Entries from a dataset of interfaces:
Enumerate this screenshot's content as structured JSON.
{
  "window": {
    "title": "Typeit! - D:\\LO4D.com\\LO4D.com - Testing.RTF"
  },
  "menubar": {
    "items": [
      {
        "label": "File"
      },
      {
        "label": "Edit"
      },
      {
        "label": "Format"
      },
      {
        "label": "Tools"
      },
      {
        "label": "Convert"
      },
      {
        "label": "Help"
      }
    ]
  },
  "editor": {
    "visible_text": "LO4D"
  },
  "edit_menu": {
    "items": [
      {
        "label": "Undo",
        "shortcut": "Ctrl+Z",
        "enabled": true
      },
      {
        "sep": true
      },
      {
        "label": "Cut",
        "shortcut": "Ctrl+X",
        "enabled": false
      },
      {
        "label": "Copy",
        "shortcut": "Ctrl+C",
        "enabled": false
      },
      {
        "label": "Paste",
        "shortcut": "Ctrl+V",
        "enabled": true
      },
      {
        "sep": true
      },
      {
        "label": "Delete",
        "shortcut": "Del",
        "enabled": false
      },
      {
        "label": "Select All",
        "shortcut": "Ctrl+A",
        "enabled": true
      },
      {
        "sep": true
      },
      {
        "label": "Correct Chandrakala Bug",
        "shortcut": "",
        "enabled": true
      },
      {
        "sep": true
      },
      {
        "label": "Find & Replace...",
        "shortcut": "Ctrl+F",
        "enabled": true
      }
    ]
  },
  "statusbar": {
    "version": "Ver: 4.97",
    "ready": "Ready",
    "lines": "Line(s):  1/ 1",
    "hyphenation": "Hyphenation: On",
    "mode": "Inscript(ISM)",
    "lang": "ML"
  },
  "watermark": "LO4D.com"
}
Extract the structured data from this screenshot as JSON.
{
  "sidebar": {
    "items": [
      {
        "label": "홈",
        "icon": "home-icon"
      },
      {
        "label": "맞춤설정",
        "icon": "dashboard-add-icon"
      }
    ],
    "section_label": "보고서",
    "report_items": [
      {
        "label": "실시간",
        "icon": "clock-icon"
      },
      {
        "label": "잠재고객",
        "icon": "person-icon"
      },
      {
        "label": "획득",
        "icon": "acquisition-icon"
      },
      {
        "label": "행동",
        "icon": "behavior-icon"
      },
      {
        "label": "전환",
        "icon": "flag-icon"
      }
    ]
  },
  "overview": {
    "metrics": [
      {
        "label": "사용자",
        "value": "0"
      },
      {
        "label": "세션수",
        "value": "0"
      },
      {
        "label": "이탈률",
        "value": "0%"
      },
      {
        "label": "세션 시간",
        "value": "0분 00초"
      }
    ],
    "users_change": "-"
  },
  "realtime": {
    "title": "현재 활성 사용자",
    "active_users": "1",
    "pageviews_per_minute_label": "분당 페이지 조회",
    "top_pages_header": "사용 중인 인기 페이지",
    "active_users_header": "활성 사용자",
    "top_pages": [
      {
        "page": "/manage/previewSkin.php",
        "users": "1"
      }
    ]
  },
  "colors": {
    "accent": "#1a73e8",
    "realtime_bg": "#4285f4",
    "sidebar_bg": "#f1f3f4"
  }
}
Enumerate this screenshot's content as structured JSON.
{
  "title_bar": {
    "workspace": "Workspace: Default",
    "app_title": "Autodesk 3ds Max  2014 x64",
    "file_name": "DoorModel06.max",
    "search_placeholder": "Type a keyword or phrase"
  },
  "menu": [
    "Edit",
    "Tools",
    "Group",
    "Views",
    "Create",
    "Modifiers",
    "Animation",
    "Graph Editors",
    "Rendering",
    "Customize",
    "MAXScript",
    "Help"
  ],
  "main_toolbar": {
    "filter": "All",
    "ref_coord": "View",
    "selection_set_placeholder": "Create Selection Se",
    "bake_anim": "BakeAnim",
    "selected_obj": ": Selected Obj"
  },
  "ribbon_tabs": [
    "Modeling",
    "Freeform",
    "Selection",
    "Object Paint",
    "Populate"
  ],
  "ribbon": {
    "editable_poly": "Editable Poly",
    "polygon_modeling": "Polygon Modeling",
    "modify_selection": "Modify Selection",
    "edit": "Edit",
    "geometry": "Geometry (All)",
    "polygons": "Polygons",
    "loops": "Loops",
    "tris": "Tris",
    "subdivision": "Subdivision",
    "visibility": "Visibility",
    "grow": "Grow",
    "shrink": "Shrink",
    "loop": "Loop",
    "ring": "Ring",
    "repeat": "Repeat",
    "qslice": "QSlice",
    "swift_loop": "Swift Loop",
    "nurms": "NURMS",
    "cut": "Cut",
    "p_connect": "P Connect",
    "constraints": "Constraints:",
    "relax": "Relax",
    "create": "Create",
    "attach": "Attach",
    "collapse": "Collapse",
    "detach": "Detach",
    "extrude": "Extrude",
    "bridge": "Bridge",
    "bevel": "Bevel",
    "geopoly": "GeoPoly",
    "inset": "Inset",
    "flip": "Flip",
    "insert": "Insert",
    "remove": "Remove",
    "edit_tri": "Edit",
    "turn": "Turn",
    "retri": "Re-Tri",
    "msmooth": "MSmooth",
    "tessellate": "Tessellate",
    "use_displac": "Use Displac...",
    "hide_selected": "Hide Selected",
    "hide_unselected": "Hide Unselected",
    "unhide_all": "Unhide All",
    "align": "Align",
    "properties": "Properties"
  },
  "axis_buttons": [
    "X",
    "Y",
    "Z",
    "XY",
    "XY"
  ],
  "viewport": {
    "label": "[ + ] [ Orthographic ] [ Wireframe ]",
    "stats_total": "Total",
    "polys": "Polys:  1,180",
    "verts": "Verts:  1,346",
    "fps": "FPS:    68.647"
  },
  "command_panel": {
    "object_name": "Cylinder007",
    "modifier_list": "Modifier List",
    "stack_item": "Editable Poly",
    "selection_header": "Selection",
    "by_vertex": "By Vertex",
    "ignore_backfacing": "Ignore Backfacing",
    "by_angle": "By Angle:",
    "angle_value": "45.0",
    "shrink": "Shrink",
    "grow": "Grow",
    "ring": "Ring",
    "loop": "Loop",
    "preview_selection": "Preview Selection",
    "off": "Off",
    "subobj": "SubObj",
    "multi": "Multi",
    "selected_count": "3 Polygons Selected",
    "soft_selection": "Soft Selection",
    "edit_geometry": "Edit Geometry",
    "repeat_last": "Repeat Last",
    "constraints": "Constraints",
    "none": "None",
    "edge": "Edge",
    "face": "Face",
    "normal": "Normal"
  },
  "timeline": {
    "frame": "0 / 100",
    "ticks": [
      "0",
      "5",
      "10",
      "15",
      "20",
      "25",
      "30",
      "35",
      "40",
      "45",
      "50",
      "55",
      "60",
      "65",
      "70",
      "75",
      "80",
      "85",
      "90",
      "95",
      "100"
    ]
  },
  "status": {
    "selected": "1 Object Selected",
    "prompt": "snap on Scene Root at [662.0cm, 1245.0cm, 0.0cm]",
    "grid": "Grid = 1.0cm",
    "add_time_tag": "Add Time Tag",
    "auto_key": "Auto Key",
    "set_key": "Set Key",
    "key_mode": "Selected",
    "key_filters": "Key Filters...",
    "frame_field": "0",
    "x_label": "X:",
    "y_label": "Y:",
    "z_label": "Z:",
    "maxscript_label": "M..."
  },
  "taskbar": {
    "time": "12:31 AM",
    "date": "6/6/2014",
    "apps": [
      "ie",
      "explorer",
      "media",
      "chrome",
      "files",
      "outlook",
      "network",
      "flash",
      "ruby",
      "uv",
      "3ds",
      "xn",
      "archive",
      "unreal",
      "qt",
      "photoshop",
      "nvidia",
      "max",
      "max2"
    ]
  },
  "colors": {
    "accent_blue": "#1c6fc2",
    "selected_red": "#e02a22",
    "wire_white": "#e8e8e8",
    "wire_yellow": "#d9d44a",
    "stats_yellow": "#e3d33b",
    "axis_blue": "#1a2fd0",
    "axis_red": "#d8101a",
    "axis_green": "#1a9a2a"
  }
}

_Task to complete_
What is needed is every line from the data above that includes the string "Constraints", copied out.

_Solution_
    "constraints": "Constraints:",
    "constraints": "Constraints",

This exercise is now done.